With uplink multi-user MIMO, the Wi-Fi Alliance is hoping the Wi-Fi CERTIFIED 6 Release 2 will help support this shift in uplink traffic.
From a power perspective, Wi-Fi CERTIFIED 6 Release 2 is chock full of new features for power savings, one of the major ones being broadcast target wake time.
Broadcast target wake time is a feature that builds upon a Wi-Fi 6 feature called target wait time. This technology allows a device like a sensor to sleep for extended periods of time while agreeing with the network or access point when that device is going to wake up. In this scheme, the device can efficiently and reliably fall asleep and periodically wake up to get its traffic and go right back to sleep again.
This maximizes power savings by minimizing the amount of on-time for a device. Broadcast target wake time builds on this by now allowing a network to coordinate this sleep behavior with multiple devices simultaneously within a wakeup window.
This may not seem like a feat considering that MCUs and other devices have long included sleep modes to improve battery life.

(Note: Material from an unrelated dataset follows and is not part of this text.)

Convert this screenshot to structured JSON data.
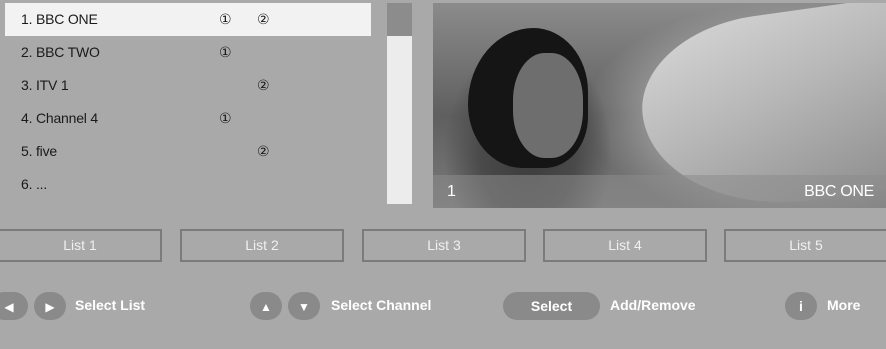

The difference, however, lies in the way the network responds to these sleeping devices.
Robinson explains, “The difference is the level of coordination happening between the network itself and the clients. In legacy approaches, when a device goes to sleep, the network might assume that the client device has gone somewhere else and left the network entirely. So that device might be disassociated, meaning that when the sensor wakes up, it has to now reassociate to the network, get security, get an updated key, get an IP address—all of these various things that need to happen to actually establish connectivity.”
He continues, “With Wi-Fi 6 features, the client devices are able to say, ‘Okay, I am going to sleep. You should expect that I might sleep for a day at a time.’ That means that the network can maintain that associated state so when a device does wake up, it's sending far less traffic before I would call management or administrative traffic.”
In this way, Wi-Fi Certified 6 Release 2 can provide even more power savings than legacy options—including previous generations of Wi-Fi.
Major semiconductor players have already voiced their support of Wi-Fi CERTIFIED 6 Release 2, including Broadcom, Infineon, Intel, NXP, onsemi, and Qualcomm. According to the Wi-Fi Alliance press release, this new protocol is geared to smooth connectivity for streaming services, video conferencing, uploads, and gaming.
This content was originally published here.